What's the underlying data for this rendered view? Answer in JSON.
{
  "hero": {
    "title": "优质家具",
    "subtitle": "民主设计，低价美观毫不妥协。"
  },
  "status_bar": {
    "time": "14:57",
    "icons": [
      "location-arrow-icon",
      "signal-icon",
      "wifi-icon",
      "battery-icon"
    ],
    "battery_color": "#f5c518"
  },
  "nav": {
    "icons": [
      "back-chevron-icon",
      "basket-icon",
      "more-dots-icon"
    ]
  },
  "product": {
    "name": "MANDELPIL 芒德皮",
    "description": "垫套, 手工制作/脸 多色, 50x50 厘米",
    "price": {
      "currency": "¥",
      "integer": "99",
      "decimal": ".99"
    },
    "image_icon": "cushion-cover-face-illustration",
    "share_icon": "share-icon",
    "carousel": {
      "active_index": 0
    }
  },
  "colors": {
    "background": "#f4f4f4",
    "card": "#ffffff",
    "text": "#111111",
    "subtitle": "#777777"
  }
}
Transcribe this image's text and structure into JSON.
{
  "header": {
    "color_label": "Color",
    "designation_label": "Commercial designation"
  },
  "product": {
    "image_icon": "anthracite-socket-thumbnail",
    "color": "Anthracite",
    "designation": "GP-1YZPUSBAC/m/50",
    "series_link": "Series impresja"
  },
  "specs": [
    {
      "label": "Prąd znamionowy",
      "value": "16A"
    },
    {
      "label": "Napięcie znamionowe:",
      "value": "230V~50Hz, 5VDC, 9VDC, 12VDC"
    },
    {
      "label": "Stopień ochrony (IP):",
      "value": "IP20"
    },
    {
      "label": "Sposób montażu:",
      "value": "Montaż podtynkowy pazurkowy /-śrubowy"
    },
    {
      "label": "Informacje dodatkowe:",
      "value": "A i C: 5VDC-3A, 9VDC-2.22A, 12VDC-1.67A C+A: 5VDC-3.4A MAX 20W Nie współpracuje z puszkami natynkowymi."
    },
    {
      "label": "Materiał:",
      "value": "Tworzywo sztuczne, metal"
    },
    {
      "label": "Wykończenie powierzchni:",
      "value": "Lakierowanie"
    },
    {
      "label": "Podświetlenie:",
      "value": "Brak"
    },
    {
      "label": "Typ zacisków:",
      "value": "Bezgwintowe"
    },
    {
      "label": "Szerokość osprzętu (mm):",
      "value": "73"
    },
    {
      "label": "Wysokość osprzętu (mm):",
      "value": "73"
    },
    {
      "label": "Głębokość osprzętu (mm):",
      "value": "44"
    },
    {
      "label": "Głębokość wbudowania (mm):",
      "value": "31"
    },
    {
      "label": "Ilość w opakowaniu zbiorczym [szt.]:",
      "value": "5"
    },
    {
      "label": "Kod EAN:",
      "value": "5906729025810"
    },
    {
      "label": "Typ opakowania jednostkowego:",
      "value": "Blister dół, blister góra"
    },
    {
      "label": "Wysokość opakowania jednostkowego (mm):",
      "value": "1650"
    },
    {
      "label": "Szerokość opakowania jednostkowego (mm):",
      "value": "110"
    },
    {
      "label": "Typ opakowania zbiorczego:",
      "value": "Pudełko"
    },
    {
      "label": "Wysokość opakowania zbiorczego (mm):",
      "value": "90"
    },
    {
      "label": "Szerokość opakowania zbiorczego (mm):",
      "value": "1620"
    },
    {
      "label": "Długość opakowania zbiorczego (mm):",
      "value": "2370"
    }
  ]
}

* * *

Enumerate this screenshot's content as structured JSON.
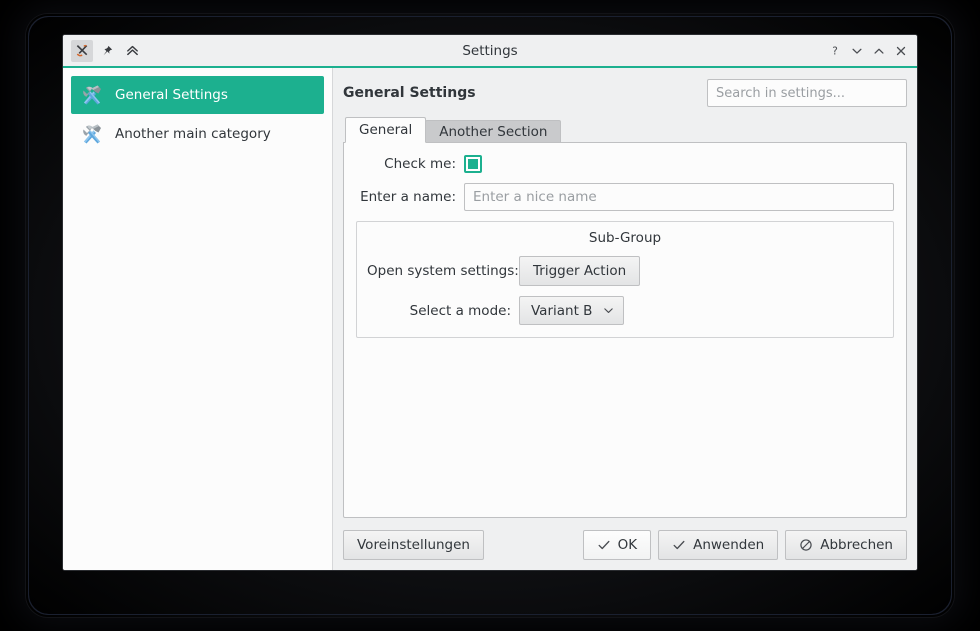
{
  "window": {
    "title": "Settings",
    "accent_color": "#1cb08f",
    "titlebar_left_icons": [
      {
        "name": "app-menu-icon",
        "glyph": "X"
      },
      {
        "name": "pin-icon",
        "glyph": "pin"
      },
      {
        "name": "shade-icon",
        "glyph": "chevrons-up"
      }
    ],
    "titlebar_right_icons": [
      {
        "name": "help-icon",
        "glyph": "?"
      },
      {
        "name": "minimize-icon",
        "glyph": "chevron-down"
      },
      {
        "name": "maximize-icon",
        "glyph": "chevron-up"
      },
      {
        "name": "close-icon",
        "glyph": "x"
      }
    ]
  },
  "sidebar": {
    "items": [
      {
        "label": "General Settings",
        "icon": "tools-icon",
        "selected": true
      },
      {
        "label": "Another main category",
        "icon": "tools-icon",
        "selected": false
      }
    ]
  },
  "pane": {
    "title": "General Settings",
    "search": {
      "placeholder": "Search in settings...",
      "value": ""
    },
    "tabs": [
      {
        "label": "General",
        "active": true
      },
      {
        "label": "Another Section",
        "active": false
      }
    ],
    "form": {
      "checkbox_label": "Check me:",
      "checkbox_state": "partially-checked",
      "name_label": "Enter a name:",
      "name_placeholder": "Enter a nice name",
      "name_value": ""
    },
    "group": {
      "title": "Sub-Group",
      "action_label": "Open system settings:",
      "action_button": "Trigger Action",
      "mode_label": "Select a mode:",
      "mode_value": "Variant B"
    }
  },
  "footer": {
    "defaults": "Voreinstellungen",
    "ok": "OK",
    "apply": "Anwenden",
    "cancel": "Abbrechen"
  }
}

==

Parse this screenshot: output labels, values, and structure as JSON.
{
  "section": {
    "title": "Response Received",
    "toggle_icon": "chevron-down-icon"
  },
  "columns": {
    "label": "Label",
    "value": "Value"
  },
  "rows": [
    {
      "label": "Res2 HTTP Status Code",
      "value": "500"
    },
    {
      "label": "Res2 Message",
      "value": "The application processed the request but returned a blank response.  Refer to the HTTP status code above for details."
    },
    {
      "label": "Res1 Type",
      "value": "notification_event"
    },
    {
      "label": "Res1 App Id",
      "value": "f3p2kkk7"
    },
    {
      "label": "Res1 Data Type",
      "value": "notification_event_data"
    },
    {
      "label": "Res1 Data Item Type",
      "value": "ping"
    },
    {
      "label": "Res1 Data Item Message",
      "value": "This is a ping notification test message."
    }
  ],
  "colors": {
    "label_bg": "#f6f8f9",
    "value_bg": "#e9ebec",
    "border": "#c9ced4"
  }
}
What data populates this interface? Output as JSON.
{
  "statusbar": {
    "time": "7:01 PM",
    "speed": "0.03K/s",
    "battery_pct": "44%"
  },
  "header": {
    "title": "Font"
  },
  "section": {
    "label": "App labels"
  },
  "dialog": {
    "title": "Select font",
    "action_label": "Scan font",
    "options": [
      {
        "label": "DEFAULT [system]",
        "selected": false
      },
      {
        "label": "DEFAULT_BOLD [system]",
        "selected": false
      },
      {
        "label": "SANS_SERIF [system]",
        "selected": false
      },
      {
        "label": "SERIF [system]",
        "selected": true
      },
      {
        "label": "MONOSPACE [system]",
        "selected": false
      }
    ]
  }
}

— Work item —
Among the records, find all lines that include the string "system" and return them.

— Output —
      "action_label": "Open system settings:",
        "label": "DEFAULT [system]",
        "label": "DEFAULT_BOLD [system]",
        "label": "SANS_SERIF [system]",
        "label": "SERIF [system]",
        "label": "MONOSPACE [system]",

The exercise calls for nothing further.